It’s true that the use of technology to communicate is not universally accepted but there is a strong link between those that find technology unappealing and a lack of understanding or difficulty using it, as well as how accessible it is. Two in three older people admit they don’t understand technology or know how to use it and 55% state that it’s access to funds to purchase it that prevents them embracing digital – barriers that housing providers are uniquely placed to break down.

The majority (94%) of those who find technology unappealing said they prefer face to face communication, suggesting a lack of awareness around video calling technology. Indeed, 83% of over 75 year olds said they never use video calling such as Skype or FaceTime, representing the most underutilised method of communication cited and a largely untapped opportunity for housing providers to utilise mature technologies to connect residents.

Tim Barclay, Chief Executive Officer, Appello, comments, “While not a substitute for human interaction, technology has the potential to connect the unconnected, helping reduce the risk of social isolation and loneliness. Our survey challenges the common misconception that older people don’t like or want technology – they absolutely do when it benefits their wellbeing and with the right support in place.

“In the future, smart devices and apps that support mobility, social inclusion and independence in supported housing could become as indispensable as personal alarms, pull cords and door entry systems are today – particularly as we see the switchover from analogue to digital.

Housing providers that are willing to embrace this technology now are primed to be at the forefront of a move to ensure multiple generations of older people can live happy, healthy, engaged and independent lives for as long as possible. Our free downloadable guide for housing providers gives further insights and recommendations.”

Janet Morrison, Chair, Campaign to End Loneliness, comments, “Many people assume that if you live in supported housing, housing association or care homes you won’t be lonely – and that’s clearly not true! We know that social interaction is limited because of barriers created by physical disability and, or, cognitive impairment among residents but we should also acknowledge that additional barriers are created by risk adverse housing providers and, or, a failure to recognise the importance of maintaining social connections for older people.

We’ve seen that technology can play a vital role in enabling older people to maintain and develop their social connections. While some technologies are currently inaccessible and unpalatable to older people, others – such as mobile phones, PCs, digital TVs and, increasingly, tablets – are now commonly accepted and accessible. These technologies could play a particularly important role in supporting the delivery of services in supported housing.”

Helen Milner, Chief Executive Officer, Good Things Foundation, comments, “There is a clear correlation between digital exclusion and social exclusion, and people who don’t have digital skills and confidence are for more likely to face other social exclusions.
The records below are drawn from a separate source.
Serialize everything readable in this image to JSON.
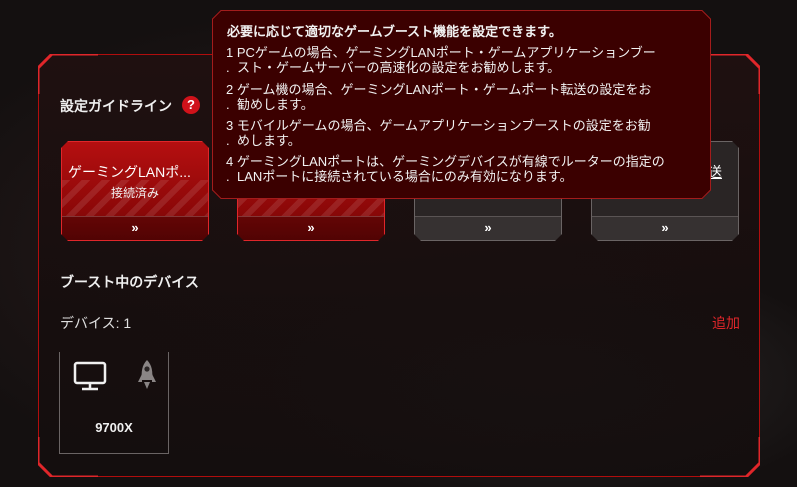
{
  "guide": {
    "title": "設定ガイドライン",
    "help_icon": "question-icon"
  },
  "cards": [
    {
      "label": "ゲーミングLANポ...",
      "status": "接続済み",
      "action": "»",
      "style": "active"
    },
    {
      "label": "",
      "status": "",
      "action": "»",
      "style": "active"
    },
    {
      "label": "",
      "status": "",
      "action": "»",
      "style": "inactive"
    },
    {
      "label": "送",
      "status": "",
      "action": "»",
      "style": "inactive"
    }
  ],
  "boost": {
    "section_title": "ブースト中のデバイス",
    "device_count": "デバイス: 1",
    "add_label": "追加",
    "devices": [
      {
        "name": "9700X",
        "icon": "monitor-icon",
        "boost_icon": "rocket-icon"
      }
    ]
  },
  "tooltip": {
    "heading": "必要に応じて適切なゲームブースト機能を設定できます。",
    "items": [
      {
        "line1": "1 PCゲームの場合、ゲーミングLANポート・ゲームアプリケーションブー",
        "line2": "スト・ゲームサーバーの高速化の設定をお勧めします。"
      },
      {
        "line1": "2 ゲーム機の場合、ゲーミングLANポート・ゲームポート転送の設定をお",
        "line2": "勧めします。"
      },
      {
        "line1": "3 モバイルゲームの場合、ゲームアプリケーションブーストの設定をお勧",
        "line2": "めします。"
      },
      {
        "line1": "4 ゲーミングLANポートは、ゲーミングデバイスが有線でルーターの指定の",
        "line2": "LANポートに接続されている場合にのみ有効になります。"
      }
    ]
  },
  "colors": {
    "accent_red": "#d0121a",
    "panel_border": "#b10d0d",
    "tooltip_bg": "#3b0000",
    "link_red": "#e0262a"
  }
}
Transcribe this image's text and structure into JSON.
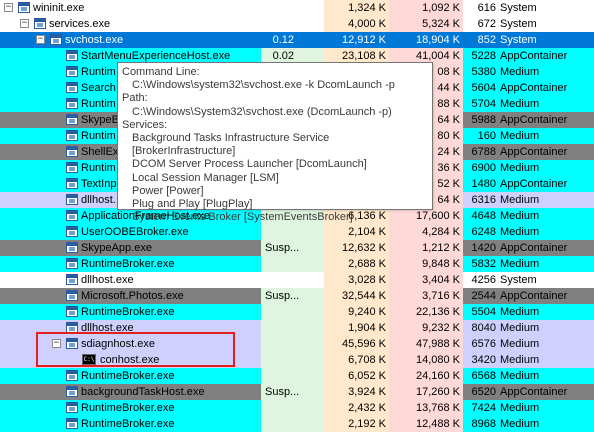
{
  "colors": {
    "blue_bg": "#00ffff",
    "selected": "#0078d7",
    "purple": "#d0d0ff",
    "gray": "#808080",
    "pink": "#ffd8d8",
    "green_col": "#e0f5e0",
    "orange_col": "#ffe8cc",
    "tan_col": "#f5f0d8",
    "highlight_box": "#e02020"
  },
  "rows": [
    {
      "name": "wininit.exe",
      "cpu": "",
      "cpu_note": "",
      "private": "1,324 K",
      "working": "1,092 K",
      "pid": "616",
      "integrity": "System",
      "indent": 0,
      "toggle": "minus",
      "icon": "proc",
      "bg": "white"
    },
    {
      "name": "services.exe",
      "cpu": "",
      "cpu_note": "",
      "private": "4,000 K",
      "working": "5,324 K",
      "pid": "672",
      "integrity": "System",
      "indent": 1,
      "toggle": "minus",
      "icon": "proc",
      "bg": "white"
    },
    {
      "name": "svchost.exe",
      "cpu": "0.12",
      "cpu_note": "",
      "private": "12,912 K",
      "working": "18,904 K",
      "pid": "852",
      "integrity": "System",
      "indent": 2,
      "toggle": "minus",
      "icon": "proc",
      "bg": "selected"
    },
    {
      "name": "StartMenuExperienceHost.exe",
      "cpu": "0.02",
      "cpu_note": "",
      "private": "23,108 K",
      "working": "41,004 K",
      "pid": "5228",
      "integrity": "AppContainer",
      "indent": 3,
      "toggle": "",
      "icon": "proc",
      "bg": "cyan"
    },
    {
      "name": "Runtim",
      "cpu": "",
      "cpu_note": "",
      "private": "",
      "working": "08 K",
      "pid": "5380",
      "integrity": "Medium",
      "indent": 3,
      "toggle": "",
      "icon": "proc",
      "bg": "cyan"
    },
    {
      "name": "Search",
      "cpu": "",
      "cpu_note": "",
      "private": "",
      "working": "44 K",
      "pid": "5604",
      "integrity": "AppContainer",
      "indent": 3,
      "toggle": "",
      "icon": "proc",
      "bg": "cyan"
    },
    {
      "name": "Runtim",
      "cpu": "",
      "cpu_note": "",
      "private": "",
      "working": "88 K",
      "pid": "5704",
      "integrity": "Medium",
      "indent": 3,
      "toggle": "",
      "icon": "proc",
      "bg": "cyan"
    },
    {
      "name": "SkypeB",
      "cpu": "",
      "cpu_note": "",
      "private": "",
      "working": "64 K",
      "pid": "5988",
      "integrity": "AppContainer",
      "indent": 3,
      "toggle": "",
      "icon": "proc",
      "bg": "gray"
    },
    {
      "name": "Runtim",
      "cpu": "",
      "cpu_note": "",
      "private": "",
      "working": "80 K",
      "pid": "160",
      "integrity": "Medium",
      "indent": 3,
      "toggle": "",
      "icon": "proc",
      "bg": "cyan"
    },
    {
      "name": "ShellEx",
      "cpu": "",
      "cpu_note": "",
      "private": "",
      "working": "24 K",
      "pid": "6788",
      "integrity": "AppContainer",
      "indent": 3,
      "toggle": "",
      "icon": "proc",
      "bg": "gray"
    },
    {
      "name": "Runtim",
      "cpu": "",
      "cpu_note": "",
      "private": "",
      "working": "36 K",
      "pid": "6900",
      "integrity": "Medium",
      "indent": 3,
      "toggle": "",
      "icon": "proc",
      "bg": "cyan"
    },
    {
      "name": "TextInp",
      "cpu": "",
      "cpu_note": "",
      "private": "",
      "working": "52 K",
      "pid": "1480",
      "integrity": "AppContainer",
      "indent": 3,
      "toggle": "",
      "icon": "proc",
      "bg": "cyan"
    },
    {
      "name": "dllhost.",
      "cpu": "",
      "cpu_note": "",
      "private": "",
      "working": "64 K",
      "pid": "6316",
      "integrity": "Medium",
      "indent": 3,
      "toggle": "",
      "icon": "proc",
      "bg": "purple"
    },
    {
      "name": "ApplicationFrameHost.exe",
      "cpu": "",
      "cpu_note": "",
      "private": "6,136 K",
      "working": "17,600 K",
      "pid": "4648",
      "integrity": "Medium",
      "indent": 3,
      "toggle": "",
      "icon": "proc",
      "bg": "cyan"
    },
    {
      "name": "UserOOBEBroker.exe",
      "cpu": "",
      "cpu_note": "",
      "private": "2,104 K",
      "working": "4,284 K",
      "pid": "6248",
      "integrity": "Medium",
      "indent": 3,
      "toggle": "",
      "icon": "proc",
      "bg": "cyan"
    },
    {
      "name": "SkypeApp.exe",
      "cpu": "",
      "cpu_note": "Susp...",
      "private": "12,632 K",
      "working": "1,212 K",
      "pid": "1420",
      "integrity": "AppContainer",
      "indent": 3,
      "toggle": "",
      "icon": "proc",
      "bg": "gray"
    },
    {
      "name": "RuntimeBroker.exe",
      "cpu": "",
      "cpu_note": "",
      "private": "2,688 K",
      "working": "9,848 K",
      "pid": "5832",
      "integrity": "Medium",
      "indent": 3,
      "toggle": "",
      "icon": "proc",
      "bg": "cyan"
    },
    {
      "name": "dllhost.exe",
      "cpu": "",
      "cpu_note": "",
      "private": "3,028 K",
      "working": "3,404 K",
      "pid": "4256",
      "integrity": "System",
      "indent": 3,
      "toggle": "",
      "icon": "proc",
      "bg": "white"
    },
    {
      "name": "Microsoft.Photos.exe",
      "cpu": "",
      "cpu_note": "Susp...",
      "private": "32,544 K",
      "working": "3,716 K",
      "pid": "2544",
      "integrity": "AppContainer",
      "indent": 3,
      "toggle": "",
      "icon": "proc",
      "bg": "gray"
    },
    {
      "name": "RuntimeBroker.exe",
      "cpu": "",
      "cpu_note": "",
      "private": "9,240 K",
      "working": "22,136 K",
      "pid": "5504",
      "integrity": "Medium",
      "indent": 3,
      "toggle": "",
      "icon": "proc",
      "bg": "cyan"
    },
    {
      "name": "dllhost.exe",
      "cpu": "",
      "cpu_note": "",
      "private": "1,904 K",
      "working": "9,232 K",
      "pid": "8040",
      "integrity": "Medium",
      "indent": 3,
      "toggle": "",
      "icon": "proc",
      "bg": "purple"
    },
    {
      "name": "sdiagnhost.exe",
      "cpu": "",
      "cpu_note": "",
      "private": "45,596 K",
      "working": "47,988 K",
      "pid": "6576",
      "integrity": "Medium",
      "indent": 3,
      "toggle": "minus",
      "icon": "proc",
      "bg": "purple"
    },
    {
      "name": "conhost.exe",
      "cpu": "",
      "cpu_note": "",
      "private": "6,708 K",
      "working": "14,080 K",
      "pid": "3420",
      "integrity": "Medium",
      "indent": 4,
      "toggle": "",
      "icon": "cmd",
      "bg": "purple"
    },
    {
      "name": "RuntimeBroker.exe",
      "cpu": "",
      "cpu_note": "",
      "private": "6,052 K",
      "working": "24,160 K",
      "pid": "6568",
      "integrity": "Medium",
      "indent": 3,
      "toggle": "",
      "icon": "proc",
      "bg": "cyan"
    },
    {
      "name": "backgroundTaskHost.exe",
      "cpu": "",
      "cpu_note": "Susp...",
      "private": "3,924 K",
      "working": "17,260 K",
      "pid": "6520",
      "integrity": "AppContainer",
      "indent": 3,
      "toggle": "",
      "icon": "proc",
      "bg": "gray"
    },
    {
      "name": "RuntimeBroker.exe",
      "cpu": "",
      "cpu_note": "",
      "private": "2,432 K",
      "working": "13,768 K",
      "pid": "7424",
      "integrity": "Medium",
      "indent": 3,
      "toggle": "",
      "icon": "proc",
      "bg": "cyan"
    },
    {
      "name": "RuntimeBroker.exe",
      "cpu": "",
      "cpu_note": "",
      "private": "2,192 K",
      "working": "12,488 K",
      "pid": "8968",
      "integrity": "Medium",
      "indent": 3,
      "toggle": "",
      "icon": "proc",
      "bg": "cyan"
    }
  ],
  "tooltip": {
    "command_line_label": "Command Line:",
    "command_line": "C:\\Windows\\system32\\svchost.exe -k DcomLaunch -p",
    "path_label": "Path:",
    "path": "C:\\Windows\\System32\\svchost.exe (DcomLaunch -p)",
    "services_label": "Services:",
    "services": [
      "Background Tasks Infrastructure Service [BrokerInfrastructure]",
      "DCOM Server Process Launcher [DcomLaunch]",
      "Local Session Manager [LSM]",
      "Power [Power]",
      "Plug and Play [PlugPlay]",
      "System Events Broker [SystemEventsBroker]"
    ]
  }
}
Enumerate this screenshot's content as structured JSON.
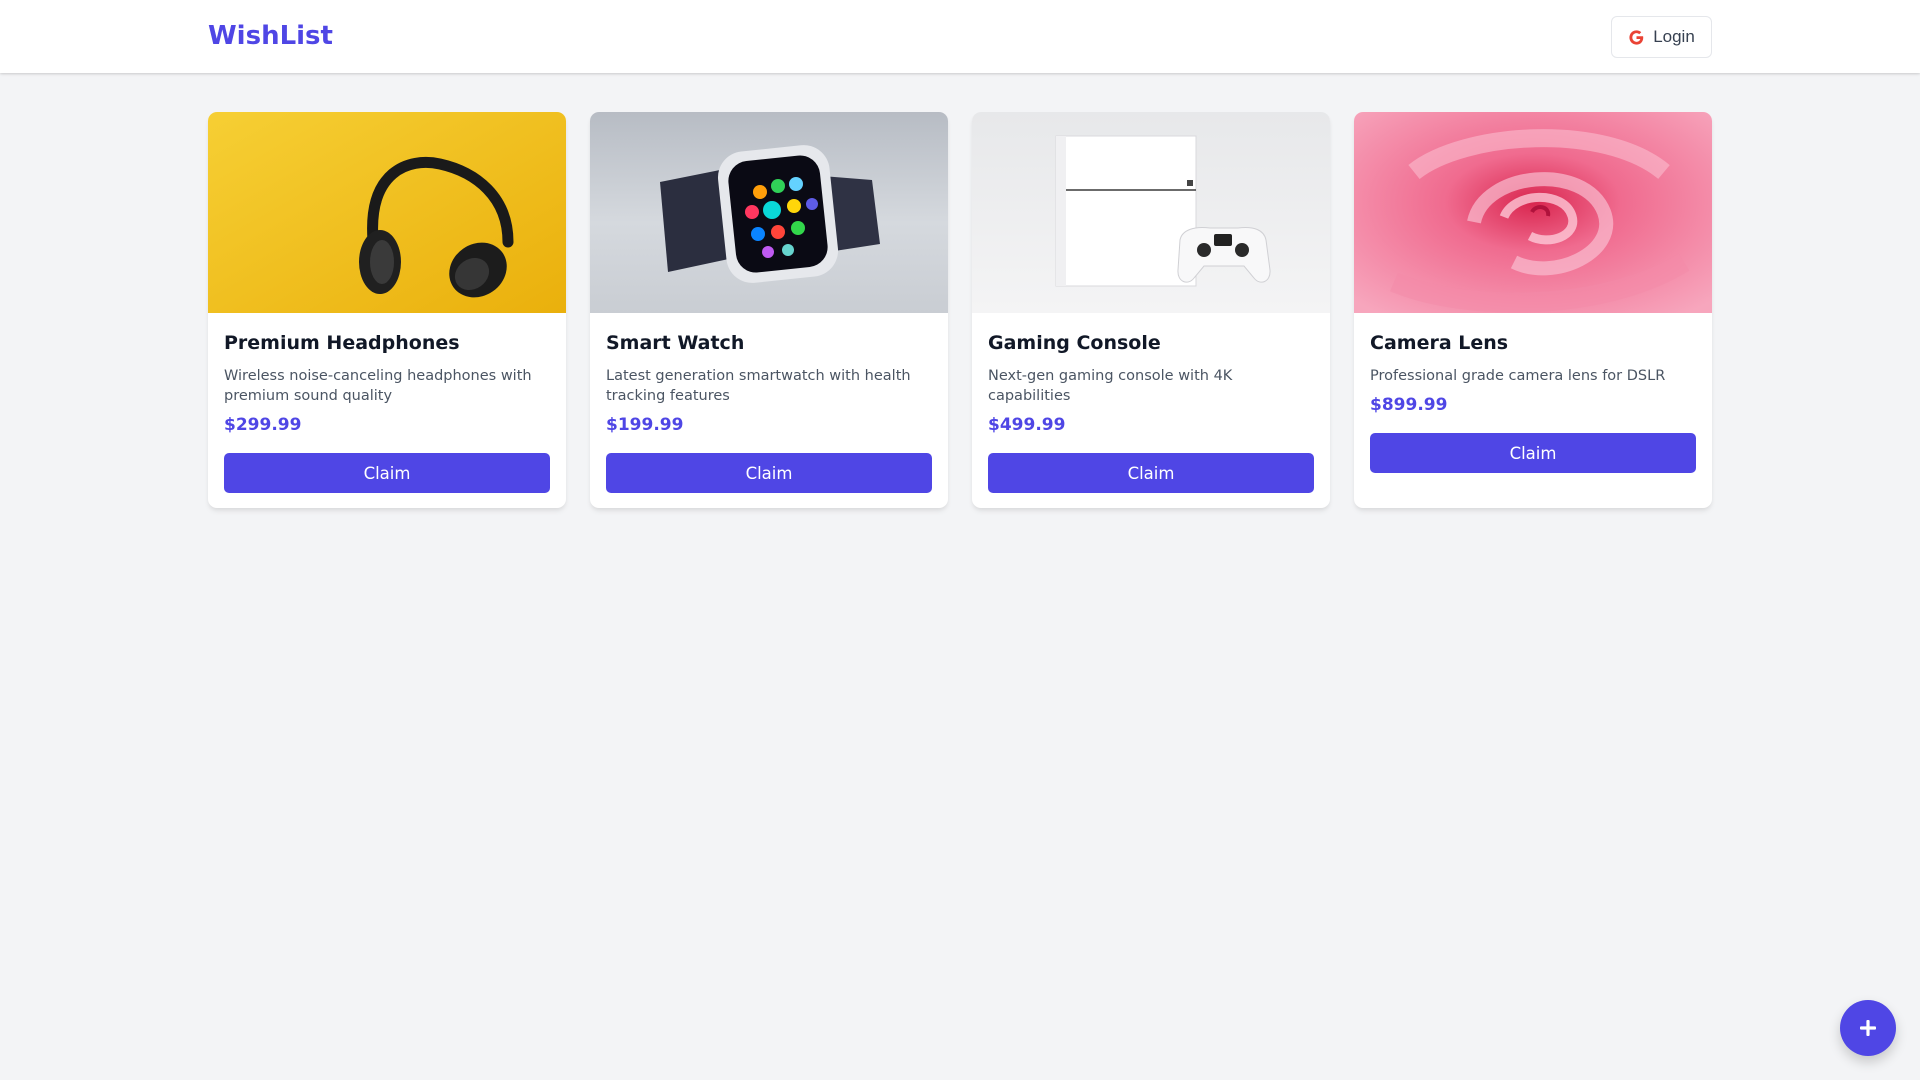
{
  "header": {
    "brand": "WishList",
    "login_label": "Login"
  },
  "items": [
    {
      "title": "Premium Headphones",
      "description": "Wireless noise-canceling headphones with premium sound quality",
      "price": "$299.99",
      "claim_label": "Claim"
    },
    {
      "title": "Smart Watch",
      "description": "Latest generation smartwatch with health tracking features",
      "price": "$199.99",
      "claim_label": "Claim"
    },
    {
      "title": "Gaming Console",
      "description": "Next-gen gaming console with 4K capabilities",
      "price": "$499.99",
      "claim_label": "Claim"
    },
    {
      "title": "Camera Lens",
      "description": "Professional grade camera lens for DSLR",
      "price": "$899.99",
      "claim_label": "Claim"
    }
  ],
  "fab": {
    "icon": "plus-icon"
  },
  "colors": {
    "accent": "#4f46e5",
    "background": "#f3f4f6"
  }
}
This means that helping people to access technology is about far more than just connecting them to friends and family, but helping them to access the opportunities that many of us take for granted.”

The free to download guide ‘The Role of Technology in Combating Loneliness and Social Isolation:

A Guide for Housing Providers can be found here

 

About the survey

Findings are based on the results of a postal survey completed in November 2017 by 186 respondents aged 75+, geographically spread across the UK.